▶ _WHAT TO DO_
Your task is to copy every line below that contains the word "JSON".

[Stored items from a collection]
BEGIN

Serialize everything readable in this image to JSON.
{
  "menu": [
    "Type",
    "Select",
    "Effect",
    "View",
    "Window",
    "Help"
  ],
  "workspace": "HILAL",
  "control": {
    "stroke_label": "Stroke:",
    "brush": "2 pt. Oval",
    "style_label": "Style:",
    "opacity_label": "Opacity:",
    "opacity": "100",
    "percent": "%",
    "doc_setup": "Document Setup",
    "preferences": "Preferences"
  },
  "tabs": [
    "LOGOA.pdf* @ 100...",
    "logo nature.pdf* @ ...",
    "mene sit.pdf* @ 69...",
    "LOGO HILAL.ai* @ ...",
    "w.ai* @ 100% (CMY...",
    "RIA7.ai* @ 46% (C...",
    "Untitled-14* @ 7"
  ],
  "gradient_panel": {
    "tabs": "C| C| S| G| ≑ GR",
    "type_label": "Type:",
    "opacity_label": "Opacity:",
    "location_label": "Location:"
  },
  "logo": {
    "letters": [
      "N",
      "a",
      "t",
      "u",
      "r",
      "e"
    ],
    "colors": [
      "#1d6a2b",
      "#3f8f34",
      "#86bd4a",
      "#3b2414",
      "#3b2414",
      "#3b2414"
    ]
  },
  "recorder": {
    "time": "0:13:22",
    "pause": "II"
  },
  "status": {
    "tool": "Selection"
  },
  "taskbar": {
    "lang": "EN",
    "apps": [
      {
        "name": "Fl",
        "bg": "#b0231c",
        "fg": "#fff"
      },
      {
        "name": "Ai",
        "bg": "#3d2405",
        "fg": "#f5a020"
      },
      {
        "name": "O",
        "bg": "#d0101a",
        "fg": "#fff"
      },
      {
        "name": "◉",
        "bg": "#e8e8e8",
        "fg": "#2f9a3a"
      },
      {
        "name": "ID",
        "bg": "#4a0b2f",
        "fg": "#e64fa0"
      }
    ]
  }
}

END
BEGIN

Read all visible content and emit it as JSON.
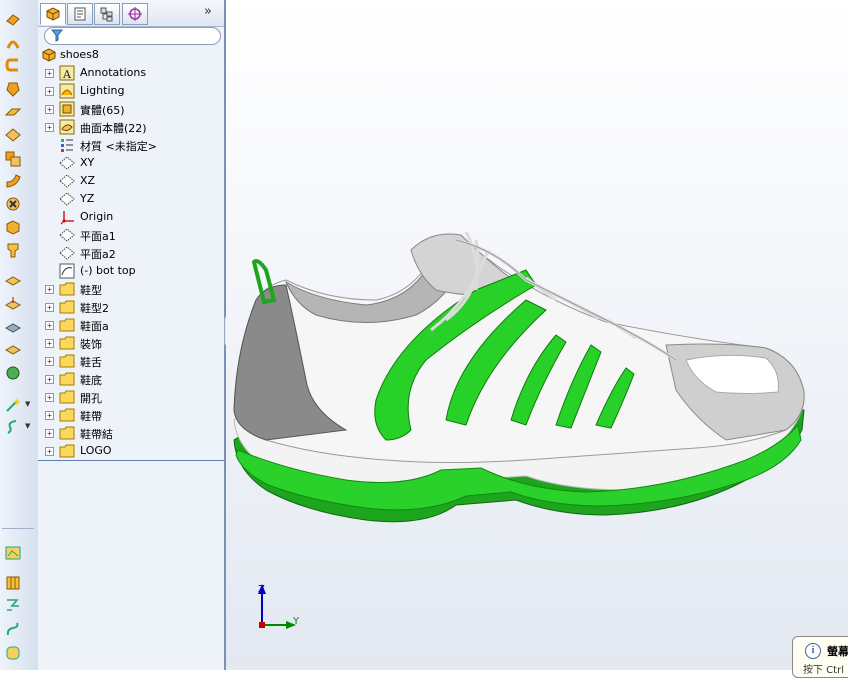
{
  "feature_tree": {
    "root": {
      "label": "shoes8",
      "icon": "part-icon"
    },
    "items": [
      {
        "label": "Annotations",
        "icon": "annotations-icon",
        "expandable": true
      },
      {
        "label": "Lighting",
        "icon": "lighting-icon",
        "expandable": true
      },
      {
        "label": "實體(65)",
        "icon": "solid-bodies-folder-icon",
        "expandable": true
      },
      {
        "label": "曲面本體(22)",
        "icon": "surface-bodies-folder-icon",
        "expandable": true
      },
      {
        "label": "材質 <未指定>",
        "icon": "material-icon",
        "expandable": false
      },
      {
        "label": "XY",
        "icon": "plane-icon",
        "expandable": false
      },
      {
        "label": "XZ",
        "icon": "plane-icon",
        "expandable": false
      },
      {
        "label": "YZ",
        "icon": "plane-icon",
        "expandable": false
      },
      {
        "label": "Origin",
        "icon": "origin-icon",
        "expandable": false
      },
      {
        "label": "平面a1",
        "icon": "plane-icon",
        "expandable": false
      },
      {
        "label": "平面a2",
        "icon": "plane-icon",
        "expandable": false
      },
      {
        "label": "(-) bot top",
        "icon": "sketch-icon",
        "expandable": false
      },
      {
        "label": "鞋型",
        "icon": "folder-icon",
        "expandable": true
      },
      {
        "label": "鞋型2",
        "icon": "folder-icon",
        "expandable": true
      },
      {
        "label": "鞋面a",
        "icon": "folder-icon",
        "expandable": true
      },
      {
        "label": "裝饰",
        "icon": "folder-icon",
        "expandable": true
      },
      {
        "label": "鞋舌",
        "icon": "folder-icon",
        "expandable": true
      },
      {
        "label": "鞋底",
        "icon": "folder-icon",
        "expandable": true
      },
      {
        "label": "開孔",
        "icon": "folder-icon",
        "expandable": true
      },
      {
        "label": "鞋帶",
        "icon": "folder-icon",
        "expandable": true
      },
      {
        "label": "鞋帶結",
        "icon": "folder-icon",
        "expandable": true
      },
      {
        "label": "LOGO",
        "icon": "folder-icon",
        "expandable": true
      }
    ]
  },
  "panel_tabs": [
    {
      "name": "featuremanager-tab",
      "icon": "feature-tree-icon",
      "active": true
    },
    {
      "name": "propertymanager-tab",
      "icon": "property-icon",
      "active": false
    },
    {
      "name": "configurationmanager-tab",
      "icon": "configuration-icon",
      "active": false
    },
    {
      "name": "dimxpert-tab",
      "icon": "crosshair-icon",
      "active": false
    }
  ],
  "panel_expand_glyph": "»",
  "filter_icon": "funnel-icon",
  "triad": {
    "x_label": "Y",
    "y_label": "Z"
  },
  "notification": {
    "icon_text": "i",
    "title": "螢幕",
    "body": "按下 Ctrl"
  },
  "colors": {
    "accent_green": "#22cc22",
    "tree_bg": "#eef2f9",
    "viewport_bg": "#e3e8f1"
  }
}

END
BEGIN

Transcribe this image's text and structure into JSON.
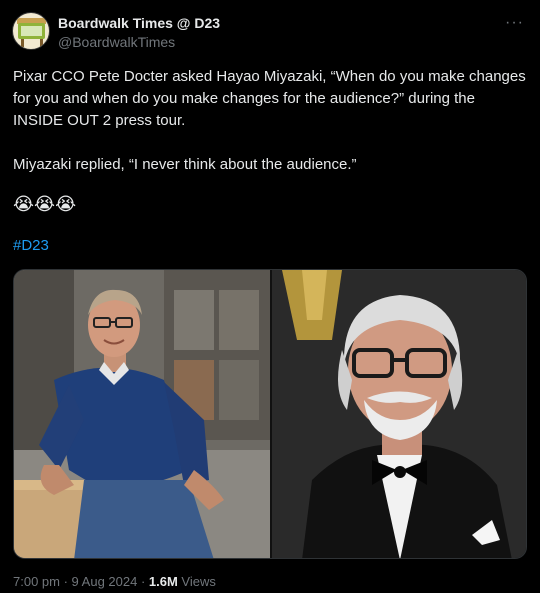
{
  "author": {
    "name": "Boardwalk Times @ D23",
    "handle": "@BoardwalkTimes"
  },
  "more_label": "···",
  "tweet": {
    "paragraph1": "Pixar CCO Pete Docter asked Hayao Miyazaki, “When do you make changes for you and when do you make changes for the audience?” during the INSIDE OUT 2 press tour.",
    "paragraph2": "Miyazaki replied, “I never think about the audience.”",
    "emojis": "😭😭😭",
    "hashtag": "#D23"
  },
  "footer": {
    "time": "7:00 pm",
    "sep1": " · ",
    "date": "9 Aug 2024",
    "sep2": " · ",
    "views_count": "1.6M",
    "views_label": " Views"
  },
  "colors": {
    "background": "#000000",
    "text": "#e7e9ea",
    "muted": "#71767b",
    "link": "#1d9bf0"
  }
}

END

▶ _PROBLEM SOLUTION_
Serialize everything readable in this image to JSON.
Read all visible content and emit it as JSON.
Transcribe this image's text and structure into JSON.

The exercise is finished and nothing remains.